The LWF Blog
Fire Safety for Facilities Management Personnel – Fire Detection & Fire Alarms – Part 190February 27, 2023 12:09 pm
Lawrence Webster Forrest (LWF) is a specialist fire engineering and fire risk management consultancy whose aim is to give information on best practice in fire safety for facilities management personnel through this blog series. In part 189, LWF looked at aspirating smoke detection systems and considered their appropriate usage. In part 190, we will discuss flame detectors, what types are available, and how they work in practice.
Flames from a fire emit radiation that may be detected by flame detectors. There are two types of detector able to detect this radiation – infrared and ultraviolet. Infrared detectors use a solid-state infrared sensor and are highly sensitive to hydrocarbon flames; ultraviolet detectors are similar in principle to Geiger-Müller tubes and detect virtually all flames. It is possible to get flame detectors which are both infrared and ultraviolet.

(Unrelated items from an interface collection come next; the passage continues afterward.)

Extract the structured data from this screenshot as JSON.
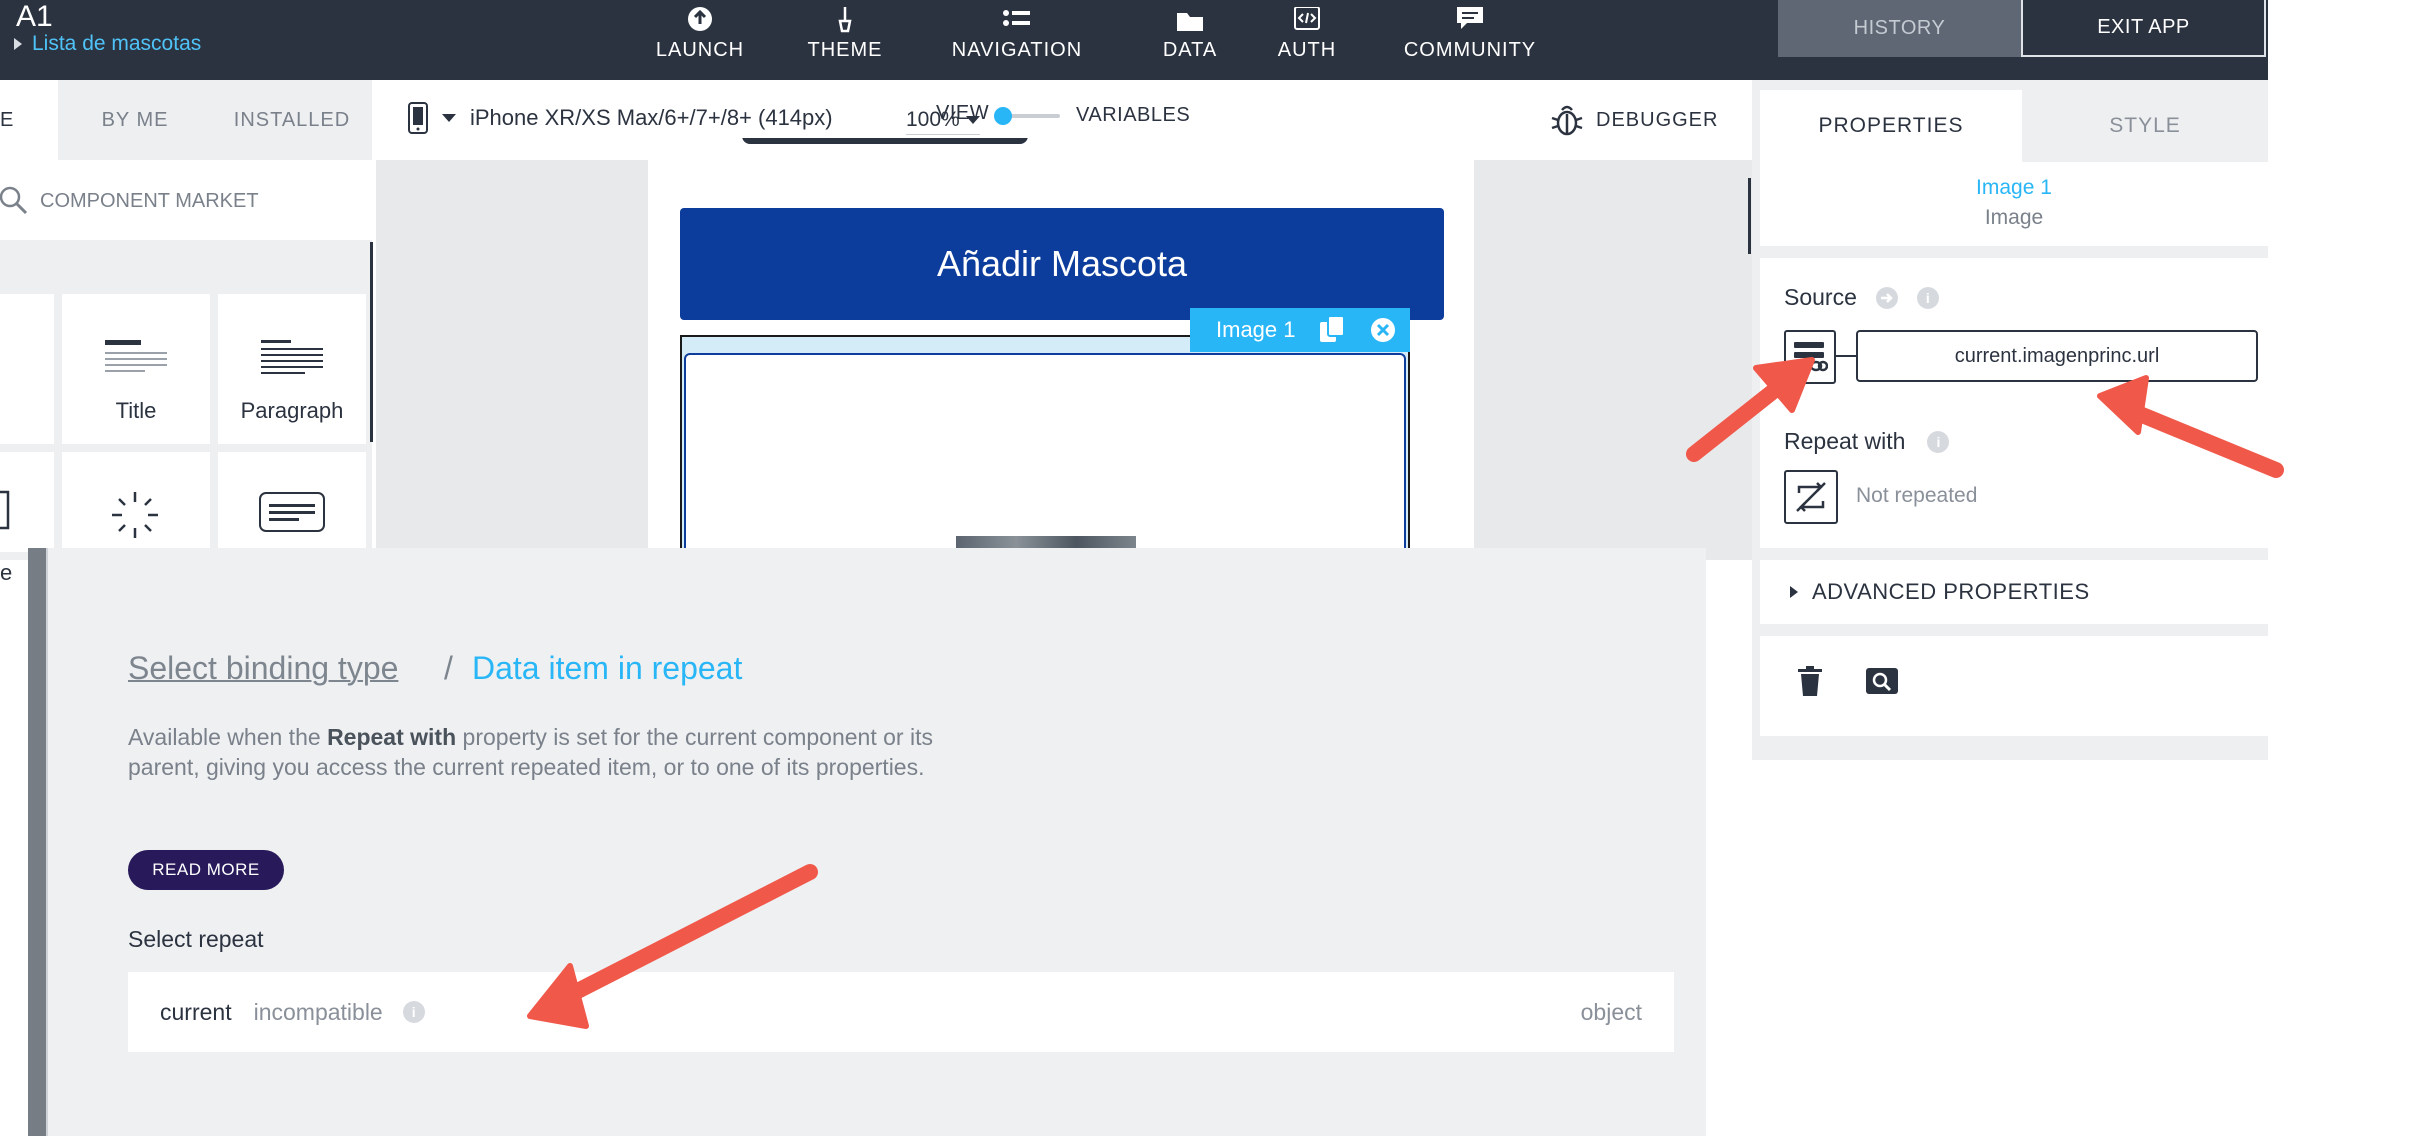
{
  "app": {
    "name": "A1",
    "screen": "Lista de mascotas"
  },
  "nav": [
    {
      "label": "LAUNCH",
      "icon": "launch-icon"
    },
    {
      "label": "THEME",
      "icon": "theme-brush-icon"
    },
    {
      "label": "NAVIGATION",
      "icon": "navigation-list-icon"
    },
    {
      "label": "DATA",
      "icon": "data-folder-icon"
    },
    {
      "label": "AUTH",
      "icon": "auth-code-icon"
    },
    {
      "label": "COMMUNITY",
      "icon": "community-chat-icon"
    }
  ],
  "header_buttons": {
    "history": "HISTORY",
    "exit": "EXIT APP"
  },
  "left_panel": {
    "tabs": [
      "E",
      "BY ME",
      "INSTALLED"
    ],
    "market_placeholder": "COMPONENT MARKET",
    "components": [
      "Title",
      "Paragraph"
    ],
    "partial_label": "e"
  },
  "toolbar": {
    "device": "iPhone XR/XS Max/6+/7+/8+ (414px)",
    "zoom": "100%",
    "view": "VIEW",
    "variables": "VARIABLES",
    "debugger": "DEBUGGER"
  },
  "canvas": {
    "add_button": "Añadir Mascota",
    "image_tag": "Image 1"
  },
  "properties": {
    "tabs": {
      "properties": "PROPERTIES",
      "style": "STYLE"
    },
    "component_name": "Image 1",
    "component_type": "Image",
    "source_label": "Source",
    "source_value": "current.imagenprinc.url",
    "repeat_label": "Repeat with",
    "repeat_value": "Not repeated",
    "advanced": "ADVANCED PROPERTIES"
  },
  "binding_panel": {
    "breadcrumb_link": "Select binding type",
    "breadcrumb_sep": "/",
    "breadcrumb_current": "Data item in repeat",
    "desc_before": "Available when the ",
    "desc_bold": "Repeat with",
    "desc_after": " property is set for the current component or its parent, giving you access the current repeated item, or to one of its properties.",
    "read_more": "READ MORE",
    "select_repeat_label": "Select repeat",
    "row": {
      "name": "current",
      "status": "incompatible",
      "type": "object"
    }
  },
  "colors": {
    "topbar": "#2c3340",
    "accent": "#29b6f6",
    "primary_button": "#0d3d9c",
    "read_more": "#27195a",
    "arrow": "#f0584a"
  }
}
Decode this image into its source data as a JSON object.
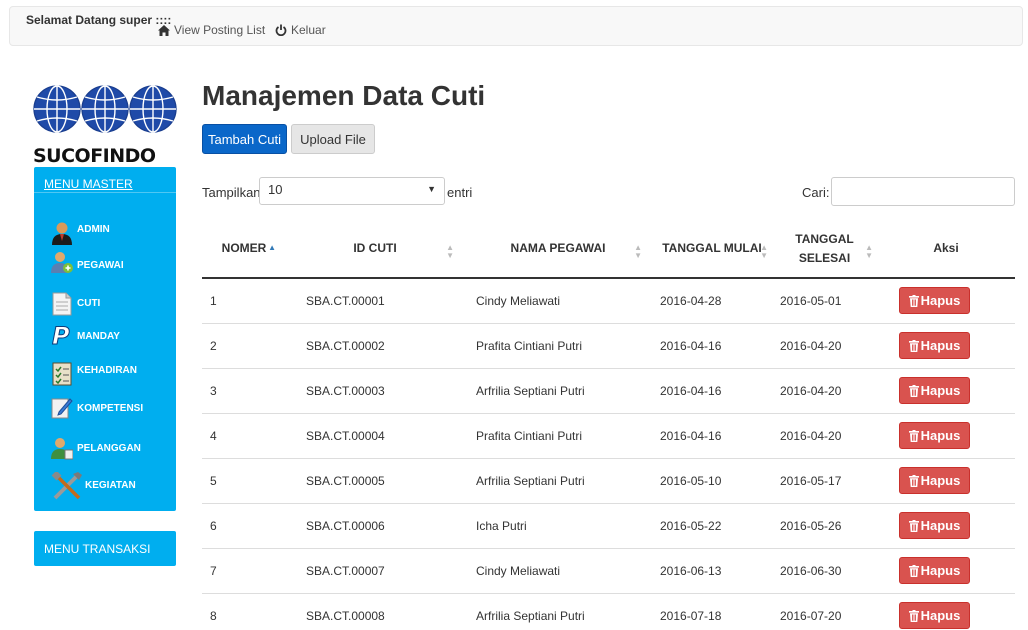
{
  "navbar": {
    "greeting": "Selamat Datang super ::::",
    "view_posting": "View Posting List",
    "logout": "Keluar"
  },
  "logo": {
    "text": "SUCOFINDO"
  },
  "sidebar": {
    "master_header": "MENU MASTER",
    "items": [
      {
        "label": "ADMIN",
        "icon": "admin-user-icon"
      },
      {
        "label": "PEGAWAI",
        "icon": "employee-icon"
      },
      {
        "label": "CUTI",
        "icon": "document-icon"
      },
      {
        "label": "MANDAY",
        "icon": "paypal-icon"
      },
      {
        "label": "KEHADIRAN",
        "icon": "checklist-icon"
      },
      {
        "label": "KOMPETENSI",
        "icon": "edit-icon"
      },
      {
        "label": "PELANGGAN",
        "icon": "customer-icon"
      },
      {
        "label": "KEGIATAN",
        "icon": "tools-icon"
      }
    ],
    "trans_header": "MENU TRANSAKSI"
  },
  "main": {
    "title": "Manajemen Data Cuti",
    "add_button": "Tambah Cuti",
    "upload_button": "Upload File",
    "length_label": "Tampilkan",
    "length_value": "10",
    "length_after": "entri",
    "search_label": "Cari:"
  },
  "table": {
    "headers": [
      "NOMER",
      "ID CUTI",
      "NAMA PEGAWAI",
      "TANGGAL MULAI",
      "TANGGAL SELESAI",
      "Aksi"
    ],
    "delete_label": "Hapus",
    "rows": [
      [
        "1",
        "SBA.CT.00001",
        "Cindy Meliawati",
        "2016-04-28",
        "2016-05-01"
      ],
      [
        "2",
        "SBA.CT.00002",
        "Prafita Cintiani Putri",
        "2016-04-16",
        "2016-04-20"
      ],
      [
        "3",
        "SBA.CT.00003",
        "Arfrilia Septiani Putri",
        "2016-04-16",
        "2016-04-20"
      ],
      [
        "4",
        "SBA.CT.00004",
        "Prafita Cintiani Putri",
        "2016-04-16",
        "2016-04-20"
      ],
      [
        "5",
        "SBA.CT.00005",
        "Arfrilia Septiani Putri",
        "2016-05-10",
        "2016-05-17"
      ],
      [
        "6",
        "SBA.CT.00006",
        "Icha Putri",
        "2016-05-22",
        "2016-05-26"
      ],
      [
        "7",
        "SBA.CT.00007",
        "Cindy Meliawati",
        "2016-06-13",
        "2016-06-30"
      ],
      [
        "8",
        "SBA.CT.00008",
        "Arfrilia Septiani Putri",
        "2016-07-18",
        "2016-07-20"
      ]
    ]
  },
  "colors": {
    "sidebar": "#00aeef",
    "primary": "#0a67c9",
    "danger": "#d9534f"
  }
}
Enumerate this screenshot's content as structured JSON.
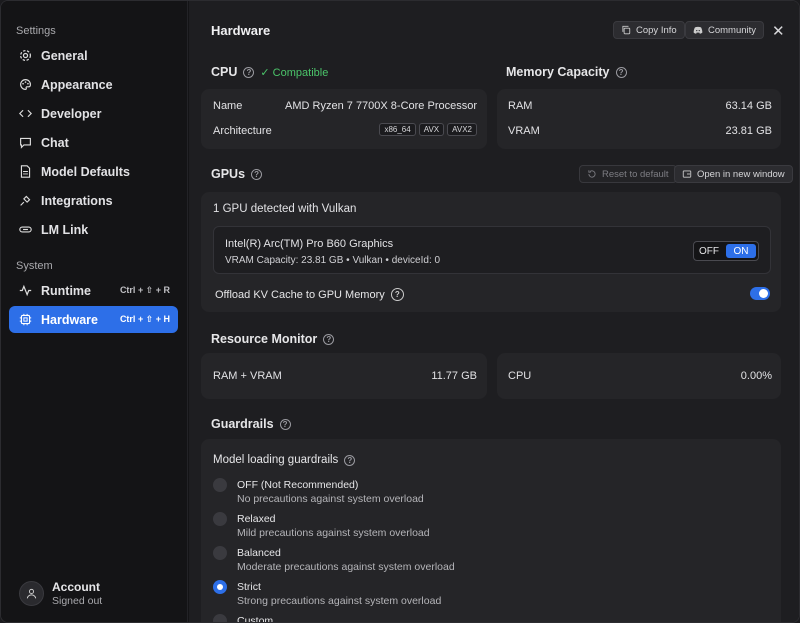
{
  "sidebar": {
    "settings_label": "Settings",
    "system_label": "System",
    "items": [
      {
        "label": "General"
      },
      {
        "label": "Appearance"
      },
      {
        "label": "Developer"
      },
      {
        "label": "Chat"
      },
      {
        "label": "Model Defaults"
      },
      {
        "label": "Integrations"
      },
      {
        "label": "LM Link"
      }
    ],
    "system_items": [
      {
        "label": "Runtime",
        "shortcut": "Ctrl + ⇧ + R"
      },
      {
        "label": "Hardware",
        "shortcut": "Ctrl + ⇧ + H",
        "active": true
      }
    ],
    "account": {
      "name": "Account",
      "status": "Signed out"
    }
  },
  "header": {
    "title": "Hardware",
    "copy_info_label": "Copy Info",
    "community_label": "Community",
    "close_glyph": "✕"
  },
  "cpu": {
    "title": "CPU",
    "status": "✓ Compatible",
    "name_label": "Name",
    "name_value": "AMD Ryzen 7 7700X 8-Core Processor",
    "arch_label": "Architecture",
    "arch_tags": [
      "x86_64",
      "AVX",
      "AVX2"
    ]
  },
  "memory": {
    "title": "Memory Capacity",
    "ram_label": "RAM",
    "ram_value": "63.14 GB",
    "vram_label": "VRAM",
    "vram_value": "23.81 GB"
  },
  "gpus": {
    "title": "GPUs",
    "reset_label": "Reset to default",
    "open_window_label": "Open in new window",
    "detected": "1 GPU detected with Vulkan",
    "gpu_name": "Intel(R) Arc(TM) Pro B60 Graphics",
    "gpu_details": "VRAM Capacity: 23.81 GB • Vulkan • deviceId: 0",
    "toggle_off": "OFF",
    "toggle_on": "ON",
    "offload_label": "Offload KV Cache to GPU Memory"
  },
  "resource_monitor": {
    "title": "Resource Monitor",
    "ram_vram_label": "RAM + VRAM",
    "ram_vram_value": "11.77 GB",
    "cpu_label": "CPU",
    "cpu_value": "0.00%"
  },
  "guardrails": {
    "title": "Guardrails",
    "subtitle": "Model loading guardrails",
    "options": [
      {
        "title": "OFF (Not Recommended)",
        "desc": "No precautions against system overload"
      },
      {
        "title": "Relaxed",
        "desc": "Mild precautions against system overload"
      },
      {
        "title": "Balanced",
        "desc": "Moderate precautions against system overload"
      },
      {
        "title": "Strict",
        "desc": "Strong precautions against system overload",
        "selected": true
      },
      {
        "title": "Custom",
        "desc": ""
      }
    ]
  },
  "colors": {
    "accent": "#2d6fe8",
    "compatible": "#4bc46a",
    "card": "#252528"
  }
}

An infrared detector is able to filter out other sources of infrared radiation and not trigger false alarms due to their ability to recognise radiation with the flickering quality of a fire. They are also extremely fast to respond, triggering an alarm at the point of ignition when the flame first appears.
Flame detectors are line of sight devices, which means they must be able to ‘see’ the area they are to cover without obstruction. Flame detectors are also expensive, meaning that they are mainly used for specialist applications, such as flammable liquids plant.
Ultraviolet detectors are often used outdoors, although it is possible to obtain solar-blind infrared detectors where these may be preferable.
For most indoor applications, neither infrared or ultraviolet detectors would be the most obvious choice of detector, however, infrared detectors may be the preferred option indoors where the ceiling height is sufficiently high to mean the products of combustion may not rise to trigger the operation of heat or smoke detectors until the fire is very large. This means that in atrium spaces or a cathedral, for instance, an infrared detector would be able to detect flame at an earlier stage.
An infrared detector system is not the only possible solution for an atrium space, particularly one with multiple storeys opening onto it. In these, it may be more practical to install an aspirating system, as mentioned in part 189 of these blogs.
In part 191 of this series, LWF will talk about combustion gas detectors, a relatively new development in the world of fire detection. In the meantime, if you have any queries about your own facilities or wish to discuss this blog series, please contact LWF on freephone 0800 410 1130.
Lawrence Webster Forrest is a fire engineering consultancy based in Surrey with over 35 years’ experience, which provides a wide range of consultancy services to professionals involved in the design, development and construction and operation of buildings.
While care has been taken to ensure that information contained in LWF’s publications is true and correct at the time of publication, changes in circumstances after the time of publication may impact on the accuracy of this information.